Shell, too, has adopted red zones and has implemented no-go zones, both seen as effective mitigation techniques, Mr Graham said. A no-go zone requires a permit to enter an area, while the red zone requires verbal permission, he explained. “You’re basically controlling the area.”
Another approach may be elimination of equipment on the rigs that don’t necessarily need to be there. Mr Woodruff advocates addressing dropped objects by starting from the beginning – removing all equipment that serves no purpose and has the potential to become a dropped object. “Go right back to the root cause. I would like to see elimination of superfluous and redundant pieces of equipment, elimination of stuff that really doesn’t need to be there in the first place.”
The drill floor is typically where most drops happen, Mr Graham said. In and around the drill floor, “we’re doing a lot of lifting operations to get stuff into the well, so there’s equipment that’s moving, being lifted and hoisted.” Shell requires its crews to register their tools before going up the derrick and register them back in when they’ve come down, ensuring that nothing is left at height for the potential to fall, he said.

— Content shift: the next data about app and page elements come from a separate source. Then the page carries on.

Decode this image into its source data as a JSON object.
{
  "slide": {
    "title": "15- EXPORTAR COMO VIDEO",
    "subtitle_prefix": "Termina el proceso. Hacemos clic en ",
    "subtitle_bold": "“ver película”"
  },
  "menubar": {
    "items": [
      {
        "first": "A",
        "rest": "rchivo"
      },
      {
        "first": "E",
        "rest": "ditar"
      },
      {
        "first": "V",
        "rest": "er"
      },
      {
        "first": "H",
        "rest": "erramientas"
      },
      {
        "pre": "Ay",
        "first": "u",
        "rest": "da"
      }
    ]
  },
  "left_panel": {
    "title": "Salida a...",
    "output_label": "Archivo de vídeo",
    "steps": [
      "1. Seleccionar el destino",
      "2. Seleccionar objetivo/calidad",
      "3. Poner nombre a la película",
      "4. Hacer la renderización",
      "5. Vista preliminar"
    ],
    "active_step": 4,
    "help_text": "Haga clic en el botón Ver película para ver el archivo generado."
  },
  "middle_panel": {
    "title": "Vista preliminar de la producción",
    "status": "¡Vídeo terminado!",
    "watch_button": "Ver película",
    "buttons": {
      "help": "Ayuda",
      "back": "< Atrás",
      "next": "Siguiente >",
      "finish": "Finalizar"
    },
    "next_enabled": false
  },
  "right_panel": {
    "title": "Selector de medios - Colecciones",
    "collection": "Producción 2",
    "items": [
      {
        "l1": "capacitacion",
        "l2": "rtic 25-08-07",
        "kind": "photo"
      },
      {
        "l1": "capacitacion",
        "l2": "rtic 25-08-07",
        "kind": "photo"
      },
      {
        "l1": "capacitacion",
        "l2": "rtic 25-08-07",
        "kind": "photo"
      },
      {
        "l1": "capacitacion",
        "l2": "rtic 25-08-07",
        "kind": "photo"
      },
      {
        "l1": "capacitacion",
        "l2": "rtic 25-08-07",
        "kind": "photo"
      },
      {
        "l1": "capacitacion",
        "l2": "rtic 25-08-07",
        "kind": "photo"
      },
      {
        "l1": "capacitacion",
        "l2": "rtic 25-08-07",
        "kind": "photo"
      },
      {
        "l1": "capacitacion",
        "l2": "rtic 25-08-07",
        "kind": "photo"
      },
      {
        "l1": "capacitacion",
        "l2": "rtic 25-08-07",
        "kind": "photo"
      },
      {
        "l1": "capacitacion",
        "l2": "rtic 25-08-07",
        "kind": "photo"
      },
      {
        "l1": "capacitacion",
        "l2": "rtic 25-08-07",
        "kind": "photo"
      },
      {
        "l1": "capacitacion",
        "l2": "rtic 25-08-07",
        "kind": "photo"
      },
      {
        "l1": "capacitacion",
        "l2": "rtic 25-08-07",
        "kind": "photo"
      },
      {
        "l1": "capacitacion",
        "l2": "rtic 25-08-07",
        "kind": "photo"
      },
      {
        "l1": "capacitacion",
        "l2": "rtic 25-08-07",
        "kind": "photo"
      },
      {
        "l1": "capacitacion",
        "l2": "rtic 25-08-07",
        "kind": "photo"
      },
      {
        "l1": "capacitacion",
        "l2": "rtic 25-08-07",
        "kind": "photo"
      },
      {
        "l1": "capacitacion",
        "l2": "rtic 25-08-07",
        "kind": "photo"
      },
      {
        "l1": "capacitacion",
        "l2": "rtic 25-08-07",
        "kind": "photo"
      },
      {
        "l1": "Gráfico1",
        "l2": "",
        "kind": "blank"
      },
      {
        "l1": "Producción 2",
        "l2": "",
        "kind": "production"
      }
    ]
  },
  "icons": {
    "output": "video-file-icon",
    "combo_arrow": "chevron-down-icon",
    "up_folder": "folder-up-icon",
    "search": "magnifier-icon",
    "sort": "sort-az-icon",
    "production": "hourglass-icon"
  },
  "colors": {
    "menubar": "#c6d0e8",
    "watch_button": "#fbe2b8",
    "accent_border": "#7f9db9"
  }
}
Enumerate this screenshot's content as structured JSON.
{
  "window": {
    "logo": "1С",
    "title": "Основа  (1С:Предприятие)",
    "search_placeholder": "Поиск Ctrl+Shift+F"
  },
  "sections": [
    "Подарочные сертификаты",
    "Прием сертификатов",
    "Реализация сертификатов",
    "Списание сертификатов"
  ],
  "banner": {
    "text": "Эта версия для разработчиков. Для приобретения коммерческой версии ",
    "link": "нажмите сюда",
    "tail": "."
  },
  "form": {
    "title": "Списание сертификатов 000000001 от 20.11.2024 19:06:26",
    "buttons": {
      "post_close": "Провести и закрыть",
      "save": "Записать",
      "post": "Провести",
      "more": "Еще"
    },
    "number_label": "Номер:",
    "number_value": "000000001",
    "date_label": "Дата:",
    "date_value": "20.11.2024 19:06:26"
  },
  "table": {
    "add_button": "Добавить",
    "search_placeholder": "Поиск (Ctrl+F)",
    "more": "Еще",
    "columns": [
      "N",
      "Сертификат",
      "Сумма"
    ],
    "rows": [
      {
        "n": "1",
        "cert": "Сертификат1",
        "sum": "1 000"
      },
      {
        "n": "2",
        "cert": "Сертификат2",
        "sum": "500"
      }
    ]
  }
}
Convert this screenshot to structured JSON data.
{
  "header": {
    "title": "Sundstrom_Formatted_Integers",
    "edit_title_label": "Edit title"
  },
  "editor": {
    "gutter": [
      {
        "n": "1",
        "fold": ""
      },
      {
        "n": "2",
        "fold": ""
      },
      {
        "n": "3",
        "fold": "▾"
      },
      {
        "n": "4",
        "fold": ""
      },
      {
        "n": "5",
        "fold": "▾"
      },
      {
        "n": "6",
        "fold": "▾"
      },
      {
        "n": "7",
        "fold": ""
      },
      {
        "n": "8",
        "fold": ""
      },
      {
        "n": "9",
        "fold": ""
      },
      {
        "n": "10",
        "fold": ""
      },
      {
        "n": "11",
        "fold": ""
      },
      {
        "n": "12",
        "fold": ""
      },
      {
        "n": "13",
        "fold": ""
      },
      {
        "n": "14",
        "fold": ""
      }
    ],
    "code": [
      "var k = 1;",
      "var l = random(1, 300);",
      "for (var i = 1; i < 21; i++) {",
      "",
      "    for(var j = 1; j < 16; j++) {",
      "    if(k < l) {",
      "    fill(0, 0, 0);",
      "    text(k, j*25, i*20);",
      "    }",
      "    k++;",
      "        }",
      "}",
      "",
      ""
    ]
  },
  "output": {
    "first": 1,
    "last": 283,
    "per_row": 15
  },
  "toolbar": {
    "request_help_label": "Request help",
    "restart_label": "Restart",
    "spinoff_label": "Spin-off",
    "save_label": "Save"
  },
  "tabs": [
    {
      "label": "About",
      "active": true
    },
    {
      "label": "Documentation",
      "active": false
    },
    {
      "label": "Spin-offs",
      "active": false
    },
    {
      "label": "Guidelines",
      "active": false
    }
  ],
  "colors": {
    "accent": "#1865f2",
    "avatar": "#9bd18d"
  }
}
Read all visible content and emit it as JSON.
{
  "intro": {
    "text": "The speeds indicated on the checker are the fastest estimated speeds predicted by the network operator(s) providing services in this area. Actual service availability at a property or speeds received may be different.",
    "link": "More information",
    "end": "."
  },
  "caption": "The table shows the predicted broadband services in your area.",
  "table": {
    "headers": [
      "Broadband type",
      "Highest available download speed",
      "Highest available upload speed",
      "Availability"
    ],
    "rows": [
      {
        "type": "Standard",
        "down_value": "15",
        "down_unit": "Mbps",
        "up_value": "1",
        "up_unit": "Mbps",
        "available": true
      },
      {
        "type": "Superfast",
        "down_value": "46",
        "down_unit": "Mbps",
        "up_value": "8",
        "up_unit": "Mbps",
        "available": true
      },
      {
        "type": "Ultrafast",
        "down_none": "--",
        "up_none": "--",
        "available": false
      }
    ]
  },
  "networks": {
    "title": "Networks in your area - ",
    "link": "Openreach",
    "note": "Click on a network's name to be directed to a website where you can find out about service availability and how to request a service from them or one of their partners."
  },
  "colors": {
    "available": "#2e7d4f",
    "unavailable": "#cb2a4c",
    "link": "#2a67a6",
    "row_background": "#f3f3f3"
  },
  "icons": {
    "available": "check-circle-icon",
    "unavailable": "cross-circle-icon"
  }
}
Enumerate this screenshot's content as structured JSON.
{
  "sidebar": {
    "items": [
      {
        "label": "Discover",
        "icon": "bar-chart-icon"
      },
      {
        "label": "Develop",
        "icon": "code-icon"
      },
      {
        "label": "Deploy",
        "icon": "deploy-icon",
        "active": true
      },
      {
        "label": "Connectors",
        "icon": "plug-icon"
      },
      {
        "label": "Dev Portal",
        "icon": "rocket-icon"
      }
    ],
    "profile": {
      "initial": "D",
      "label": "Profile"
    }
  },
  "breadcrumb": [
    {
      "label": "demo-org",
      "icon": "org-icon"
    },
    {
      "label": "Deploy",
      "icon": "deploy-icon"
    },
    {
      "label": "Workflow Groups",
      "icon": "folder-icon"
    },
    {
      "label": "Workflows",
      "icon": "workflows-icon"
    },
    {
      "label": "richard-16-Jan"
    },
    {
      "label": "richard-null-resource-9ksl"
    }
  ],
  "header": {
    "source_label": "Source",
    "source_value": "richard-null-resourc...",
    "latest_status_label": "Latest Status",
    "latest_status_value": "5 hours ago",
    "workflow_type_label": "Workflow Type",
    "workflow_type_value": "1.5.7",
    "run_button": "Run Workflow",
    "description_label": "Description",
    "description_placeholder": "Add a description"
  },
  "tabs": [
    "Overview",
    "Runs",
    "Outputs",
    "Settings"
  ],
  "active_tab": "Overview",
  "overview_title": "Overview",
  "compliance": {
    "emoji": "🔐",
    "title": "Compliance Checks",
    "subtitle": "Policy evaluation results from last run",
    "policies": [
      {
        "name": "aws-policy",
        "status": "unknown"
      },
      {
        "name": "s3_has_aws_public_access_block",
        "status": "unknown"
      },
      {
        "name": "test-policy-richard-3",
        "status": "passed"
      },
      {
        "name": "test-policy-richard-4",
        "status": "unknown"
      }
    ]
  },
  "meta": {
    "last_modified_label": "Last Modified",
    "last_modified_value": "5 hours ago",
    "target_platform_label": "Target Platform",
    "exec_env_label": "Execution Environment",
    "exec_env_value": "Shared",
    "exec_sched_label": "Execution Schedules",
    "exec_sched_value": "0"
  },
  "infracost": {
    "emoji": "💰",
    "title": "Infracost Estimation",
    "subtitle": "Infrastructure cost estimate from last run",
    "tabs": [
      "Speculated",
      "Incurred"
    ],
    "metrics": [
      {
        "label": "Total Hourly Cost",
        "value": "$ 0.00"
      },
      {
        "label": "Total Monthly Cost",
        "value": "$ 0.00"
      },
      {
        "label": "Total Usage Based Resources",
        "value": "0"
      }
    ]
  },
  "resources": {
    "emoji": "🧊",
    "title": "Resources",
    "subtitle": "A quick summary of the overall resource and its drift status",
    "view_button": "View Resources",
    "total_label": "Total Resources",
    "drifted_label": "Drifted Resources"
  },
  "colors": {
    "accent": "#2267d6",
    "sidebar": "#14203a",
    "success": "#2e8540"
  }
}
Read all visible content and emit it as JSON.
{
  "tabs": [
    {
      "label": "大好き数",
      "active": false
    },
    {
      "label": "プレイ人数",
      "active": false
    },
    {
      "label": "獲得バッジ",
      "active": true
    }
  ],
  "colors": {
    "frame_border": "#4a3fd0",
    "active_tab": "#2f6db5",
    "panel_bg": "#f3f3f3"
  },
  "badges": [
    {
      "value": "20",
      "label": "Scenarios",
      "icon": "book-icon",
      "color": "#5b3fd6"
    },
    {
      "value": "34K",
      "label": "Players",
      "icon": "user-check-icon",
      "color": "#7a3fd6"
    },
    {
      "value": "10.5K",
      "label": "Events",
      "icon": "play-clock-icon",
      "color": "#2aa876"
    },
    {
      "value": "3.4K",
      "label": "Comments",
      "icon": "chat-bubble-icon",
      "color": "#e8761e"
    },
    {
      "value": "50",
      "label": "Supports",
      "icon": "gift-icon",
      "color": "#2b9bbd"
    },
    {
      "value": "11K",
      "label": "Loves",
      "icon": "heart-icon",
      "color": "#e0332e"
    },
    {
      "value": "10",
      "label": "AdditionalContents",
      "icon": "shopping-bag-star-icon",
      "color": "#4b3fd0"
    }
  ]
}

Looking at the overall state of drops safety, Mr Leong stressed that there must be worldwide industry involvement in the effort. “The key ingredient for success of drops safety within the industry is cooperation from the operator, the drilling contractor and service companies like Baker Hughes,” he said. Mr Leong serves as chairman of Dropped Object Prevention Scheme (DROPS) Asia Pacific, a regional chapter of the DROPS global workgroup, which is administered and facilitated by a global steering committee based in Aberdeen.
Regional chapters of DROPS arrange forums at self-determined intervals through the year. Members exchange best practices, present new techniques and discuss dropped-object prevention performance. These forums take a broader approach to eliminating incidents by including shipyards and their employees as well, Mr Woodruff said. “If people start to talk about it and transfer this information, then we’ve got a lot better chance of doing something to prevent it and hopefully save somebody’s life.”
Mr Graham suggested that all companies should implement a plan for the prevention of dropped objects. Additionally, he noted that keeping rig crews aware of dropped objects is necessary as the industry continues to grow. “It’s a continuous process of learning.”
“The industry in general has been very receptive to the efforts to communicate where the trends are,” Mr Verret said. He believes that industry will continue to address issues to reduce incidents as long as it is aware of current trends. Communication of industrywide incidents helps identify these trends, and communicating through trade associations, regulatory bodies and forums helps disseminate valuable lessons, he said.
Mr Ziglar also believes in industry cooperation, supporting the sharing of information across the industry through IADC. “IADC is kind of a center point for capturing industry-specific issues and incidents, so there is good learning potential and sharing through the organization.”
Mr Schott followed with a similar sentiment. “That’s what it’s all about, the actual sharing and communication between people. Even though we are competitors, it’s still out there because it’s based on safety.”
MaxiRider is a trademark of Bishop Lifting Products.